E-scrap processors in California could get paid by the state to recycle additional types of electronic devices, depending on the outcome of toxicity testing by officials.
The California Department of Toxic Substances Control (DTSC) is testing the amount of hazardous metals in organic light-emitting diode (OLED) devices, including TVs, laptops, monitors and tablets, as well as LCD tablets and LCD-containing smart devices.
If the concentrations of hazardous metals are above thresholds in state regulations, then officials will add them to the legislated recycling program.
“We’ve become very cognizant with the fact that technology now, especially compared to 2003 or 2005, is moving quickly,” Ricardo Rivera, environmental scientist at DTSC, said during a Dec. 16 workshop. “OLED TVs are the new displays now, but even now there’s newer types of technologies coming out.”
California’s electronics recycling program, which passed in 2003 and is the oldest in the U.S., charges consumers fees of $4, $5 or $6 when they purchase certain types of new devices, with the fee amount dependent on the screen size.
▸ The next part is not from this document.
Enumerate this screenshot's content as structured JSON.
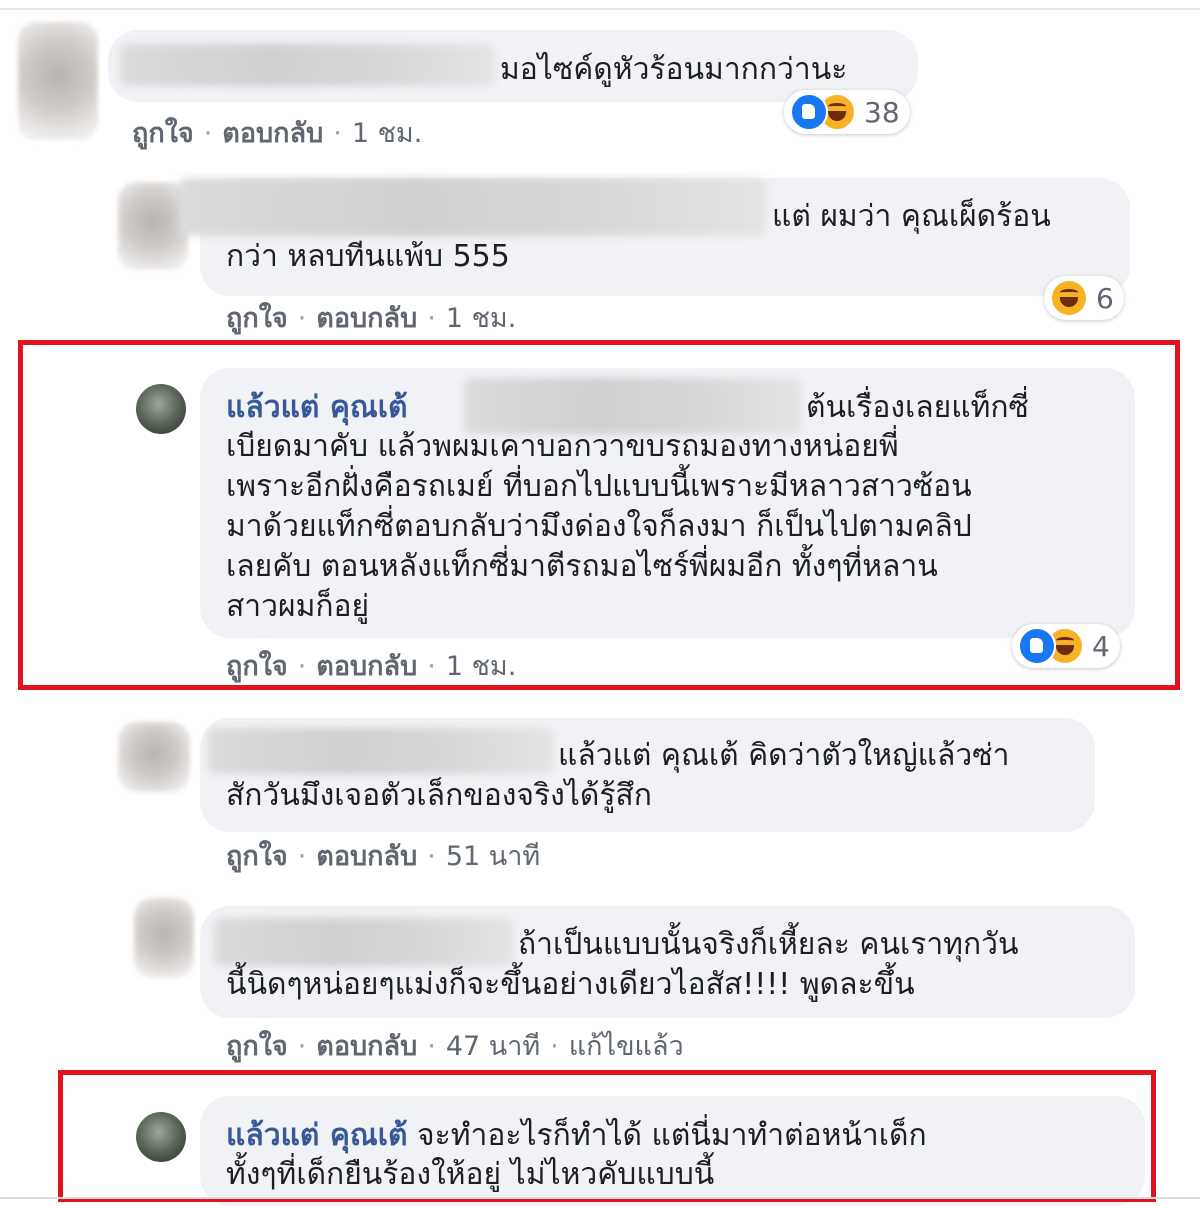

The state’s tax and fee department collects the revenue, and the California Department of Resources Recycling and Recovery (CalRecycle) pays e-scrap companies that collect and properly recycle covered electronics. As of this past July, the combined collection and recycling payment rate is 66 cents a pound for CRTs and 87 cents a pound for non-CRT devices.
The program includes devices with video displays that are four inches or greater when measured diagonally and those that are found to “exhibit the hazardous waste characteristic of toxicity when discarded,” according to DTSC (cell phones are excluded).
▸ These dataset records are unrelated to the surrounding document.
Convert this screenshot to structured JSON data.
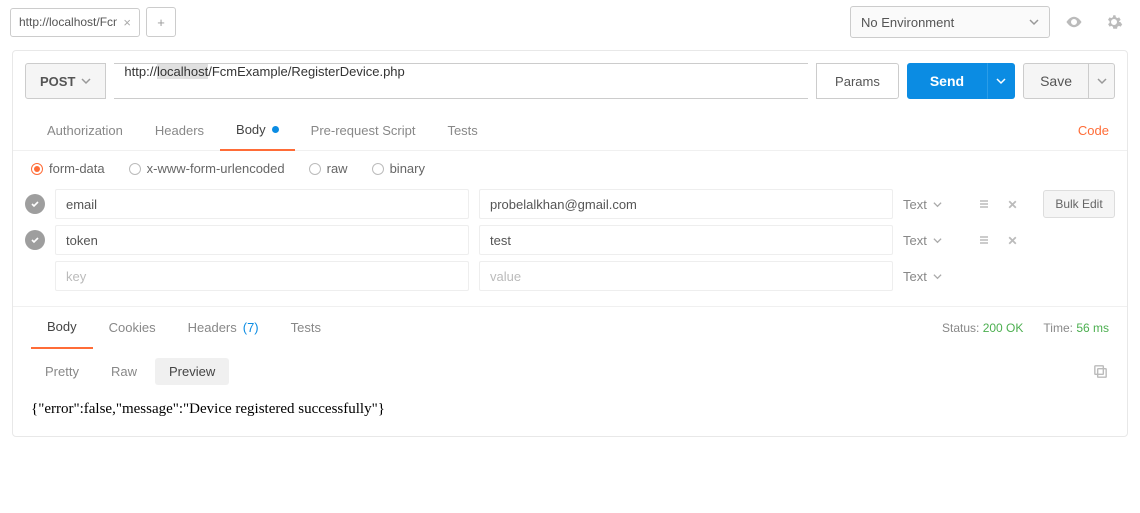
{
  "topbar": {
    "tab_label": "http://localhost/FcmE",
    "environment": "No Environment"
  },
  "request": {
    "method": "POST",
    "url_prefix": "http://",
    "url_selected": "localhost",
    "url_suffix": "/FcmExample/RegisterDevice.php",
    "params_label": "Params",
    "send_label": "Send",
    "save_label": "Save"
  },
  "req_tabs": {
    "authorization": "Authorization",
    "headers": "Headers",
    "body": "Body",
    "prerequest": "Pre-request Script",
    "tests": "Tests",
    "code": "Code"
  },
  "body_types": {
    "form_data": "form-data",
    "urlencoded": "x-www-form-urlencoded",
    "raw": "raw",
    "binary": "binary"
  },
  "kv": {
    "rows": [
      {
        "key": "email",
        "value": "probelalkhan@gmail.com",
        "type": "Text"
      },
      {
        "key": "token",
        "value": "test",
        "type": "Text"
      }
    ],
    "placeholder_key": "key",
    "placeholder_value": "value",
    "placeholder_type": "Text",
    "bulk_edit": "Bulk Edit"
  },
  "resp_tabs": {
    "body": "Body",
    "cookies": "Cookies",
    "headers": "Headers",
    "headers_count": "(7)",
    "tests": "Tests"
  },
  "status": {
    "status_label": "Status:",
    "status_value": "200 OK",
    "time_label": "Time:",
    "time_value": "56 ms"
  },
  "view_modes": {
    "pretty": "Pretty",
    "raw": "Raw",
    "preview": "Preview"
  },
  "preview_body": "{\"error\":false,\"message\":\"Device registered successfully\"}"
}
The current list includes portable DVD players, CRT TVs and monitors, LCD TVs and laptops, and plasma TVs (excluding plasma projection TVs).
Selecting new devices for testing
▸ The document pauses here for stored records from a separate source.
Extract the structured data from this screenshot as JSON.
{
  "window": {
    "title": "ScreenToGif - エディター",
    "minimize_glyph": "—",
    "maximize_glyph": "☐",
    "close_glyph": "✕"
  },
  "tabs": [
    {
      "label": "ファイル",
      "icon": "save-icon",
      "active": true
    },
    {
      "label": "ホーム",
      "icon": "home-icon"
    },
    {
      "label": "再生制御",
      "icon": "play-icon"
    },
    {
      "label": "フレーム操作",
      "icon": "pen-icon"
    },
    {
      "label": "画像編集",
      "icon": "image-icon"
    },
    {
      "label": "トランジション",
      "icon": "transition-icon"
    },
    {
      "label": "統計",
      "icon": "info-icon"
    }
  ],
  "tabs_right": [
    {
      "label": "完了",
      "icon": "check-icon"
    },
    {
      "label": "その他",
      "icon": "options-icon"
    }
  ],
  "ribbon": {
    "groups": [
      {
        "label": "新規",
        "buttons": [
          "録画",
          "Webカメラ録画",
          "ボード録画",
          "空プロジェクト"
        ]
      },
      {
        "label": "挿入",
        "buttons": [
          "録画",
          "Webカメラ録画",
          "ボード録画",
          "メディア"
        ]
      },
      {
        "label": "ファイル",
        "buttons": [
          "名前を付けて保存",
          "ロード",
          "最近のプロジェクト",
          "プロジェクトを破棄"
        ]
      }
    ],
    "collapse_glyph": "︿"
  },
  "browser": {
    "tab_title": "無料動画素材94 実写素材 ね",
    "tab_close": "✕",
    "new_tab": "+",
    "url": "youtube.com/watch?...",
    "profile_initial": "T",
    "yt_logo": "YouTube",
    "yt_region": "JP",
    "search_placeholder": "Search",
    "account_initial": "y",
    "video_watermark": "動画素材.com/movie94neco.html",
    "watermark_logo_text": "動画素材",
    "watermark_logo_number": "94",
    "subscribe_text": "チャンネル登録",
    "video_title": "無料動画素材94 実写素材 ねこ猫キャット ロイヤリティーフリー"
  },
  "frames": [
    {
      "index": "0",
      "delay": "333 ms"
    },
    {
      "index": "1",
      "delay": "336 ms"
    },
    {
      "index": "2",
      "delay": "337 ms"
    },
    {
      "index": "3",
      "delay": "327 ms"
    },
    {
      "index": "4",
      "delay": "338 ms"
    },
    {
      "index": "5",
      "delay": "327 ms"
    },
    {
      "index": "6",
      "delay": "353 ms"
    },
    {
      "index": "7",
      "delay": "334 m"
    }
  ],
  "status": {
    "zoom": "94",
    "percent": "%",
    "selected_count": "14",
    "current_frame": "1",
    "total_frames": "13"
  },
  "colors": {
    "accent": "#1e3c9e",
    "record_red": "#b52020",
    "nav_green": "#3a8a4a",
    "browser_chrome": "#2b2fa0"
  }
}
When it came to looking at other devices to test for possible inclusion, CalRecycle worked with industry stakeholders to develop an initial list of device types, said Uyen Nguyen, associate governmental program analyst at DTSC. Then, DTSC parsed the list down after researching the market availability of each device type, she said.
DTSC also prioritized larger devices “to provide more opportunities for recyclers and handlers to receive the largest reimbursements possible for managing these devices,” Nguyen said.
For testing, DTSC purchased market-leading brands in each category, including Apple, LG, Samsung and LG, she said.
For OLED TVs, DTSC bought LG 55-inch C9PUA Series and Sony 55-inch A9G Master Series TVs. For OLED laptops, the department bought the Dell XPS 15 7590, HP Spectre x360, and ASUS Zenbook Pro Duo Notebook. For OLED monitors, they bought the Dell 55-inch Alienware OLED AW5520QF and the ASUS 21.6-inch Proart PQ22UC. For OLED tablets, they bought the Samsung Galaxy Tab S6 and Samsung Tab S5e.
In terms of LCD devices, tablets are already lumped in with “laptops” in the existing program, Nguyen said, which means consumers pay a fee when they buy them and processors are reimbursed for recycling them.
DTSC chose to test them to provide clarification that they qualify for the program and to list them as a distinct category. Specifically, DTSC will test the Apple iPad 8th generation, Apple iPad Mini, Amazon 7-inch Fire Tablet 7, and Samsung 8-inch Galaxy Tab A.
Finally, the LCD-containing smart devices DTSC will test are the Google 7-inch Nest Hub, Amazon 8-inch Echo Show 8, and the Facebook 10-inch Portal.
Looking for lead, mercury and more
Rivera said the DTSC lab is currently testing the devices to measure the concentrations of metals and compare them to the thresholds listed in the California Code of Regulations. Common metals that are tested for include lead, mercury, nickel, copper and antimony, among others.
If the metal concentrations exceed the limits for a given device, state officials plan to add the entire category of devices to the program through emergency rulemaking, which allows the state to implement the changes faster than a non-emergency rulemaking process. Retailers would then be required to immediately start charging fees on the devices, and e-scrap companies could start getting paid to recycle them, Nguyen said.
According to DTSC, testing should yield results in late spring 2021. Emergency regulations would go into effect in early summer 2021.
More stories about California
- Trucking company to pay $1.36 million in hazardous waste case
- Regulators: Tough markets justify paying recyclers more
- California bill would set up EPR for batteries